"Reliable Sources" has achieved similar coherence only when devoting an interview to a single subject in the news, the best recent example being Kurtz's one-on-one with the voluble Glenn Greenwald. Of course, a head of lettuce could extract a good interview out of Greenwald, so let's not give Kurtz too much credit. But when a topic exudes conflict and Kurtz bears down, intelligence has happened on his show. Perhaps the most worthy "Reliable Sources" segment aired in the spring when Kurtz invited two outside journalists on to his show to quiz him about his boneheaded comments about Jason Collins's "I'm Out" Sports Illustrated cover story. The segment would have worked better had Kurtz not been allowed to frame the controversy. And assigning two interrogators to Kurtz rather than one diluted the interview. But whatever the flaws, the segment proves the superiority of a newsworthy interview over a TV roundtable gumming their opinions.
All of "Reliable Sources"'s deficiencies can't be blamed on Kurtz. None of the temporary hosts (David Folkenflik, Brian Stelter, Joanne Lipman, Eric Deggans, et al.) sitting in his chair have produced a distinguished episode, an indicator that "Reliable Sources"'s greatest problems are structural. Before the CNN bosses give anybody a dump-truck of soft clay from which to remold the show (and please, please, please, don't dump that clay in my yard!), the first agenda item should be to destroy the "Reliable Sources" set so it can't come back as a talk show about the news. Instead, remake it as a news show about the news. Reporting, not opinion, is the life's blood of journalism. Instead of phoning press critics to appear on the new show, fund a unit that would actually report on the press, on press ideology and practice, on the advertising business, on corporate media, on individual news stories, journals, and journalists. Detailed autopsies of rotten works of journalism and dissections of evil press barons (you know who you are) could break the ice-jam of dullness that passes for press coverage on TV today.
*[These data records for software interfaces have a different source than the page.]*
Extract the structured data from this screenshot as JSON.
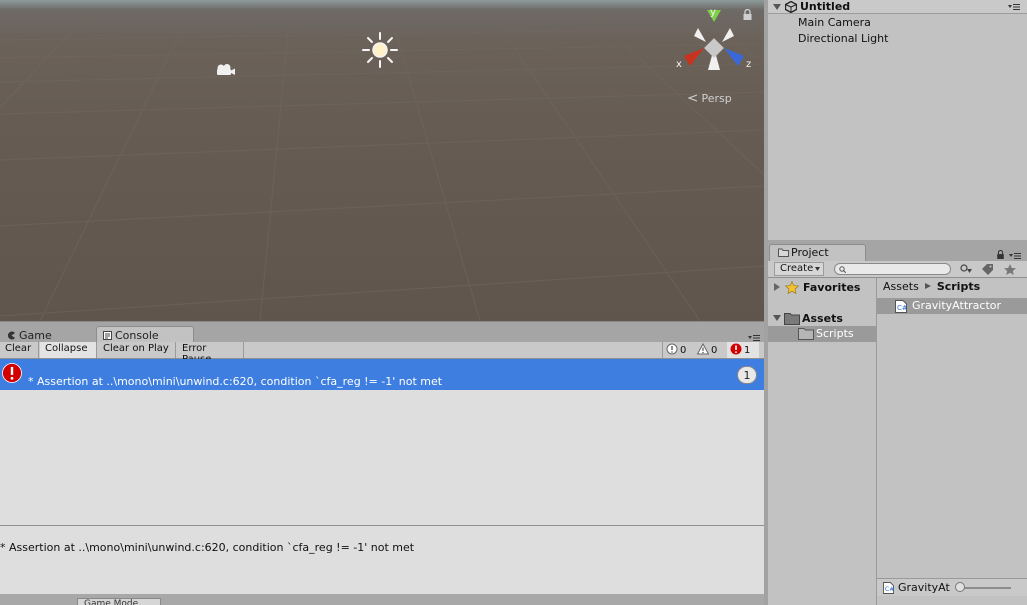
{
  "scene": {
    "persp_label": "Persp",
    "axis_labels": {
      "x": "x",
      "y": "y",
      "z": "z"
    }
  },
  "console": {
    "tabs": [
      {
        "label": "Game",
        "icon": "game-icon"
      },
      {
        "label": "Console",
        "icon": "console-icon"
      }
    ],
    "toolbar": {
      "clear": "Clear",
      "collapse": "Collapse",
      "clear_on_play": "Clear on Play",
      "error_pause": "Error Pause",
      "info_count": "0",
      "warning_count": "0",
      "error_count": "1"
    },
    "log": {
      "message": "* Assertion at ..\\mono\\mini\\unwind.c:620, condition `cfa_reg != -1' not met",
      "count": "1"
    },
    "detail": "* Assertion at ..\\mono\\mini\\unwind.c:620, condition `cfa_reg != -1' not met"
  },
  "hierarchy": {
    "title": "Untitled",
    "items": [
      "Main Camera",
      "Directional Light"
    ]
  },
  "project": {
    "tab_label": "Project",
    "create_label": "Create",
    "tree": [
      {
        "label": "Favorites"
      },
      {
        "label": "Assets"
      },
      {
        "label": "Scripts"
      }
    ],
    "breadcrumb": [
      "Assets",
      "Scripts"
    ],
    "assets": [
      {
        "label": "GravityAttractor"
      }
    ],
    "bottom_label": "GravityAt",
    "bottom_slider_value": 0
  },
  "bottom_tab_label": "Game Mode"
}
The new news show about the news could do worse than seek the journalism of Don Hollenbeck for inspiration. Hollenbeck was one of Edward R. Murrow's "boys" at CBS News (not that we should hold that against him), and hosted a 15-minute radio show titled "CBS Views the News" from 1947 to 1951. Hollenbeck's best shows, the transcripts of which were collected as a dandy book in 2008 by Loren Ghiglione, suggest the sort of music a full-throated press critic can produce if given a license to sing by broadcast executives. Hollenbeck was a liberal, and it showed. But his politics don't really detract from his critiques of William Randolph Hearst's newspapers, his profiles of journalistic notables, his policing of New York's dailies and ethnic press, his analysis of "scare" journalism, and his scrutiny of press controversies now too ancient and arcane to summarize between commas.
Instead of cloaking himself in the protective garb of "fairness," Hollenbeck labored to express a strong point of view in his commentaries. That Hollenbeck was fair is, of course, to his credit. But a perfectly honest work of press criticism is more likely to discover the truth than a perfectly fair one. I don't mean to oversell Hollenbeck, but if Kurtz and the inheritors of his CNN show seek a motto, they could do worse.
(Jack Shafer is a Reuters columnist. The opinions expressed are his own)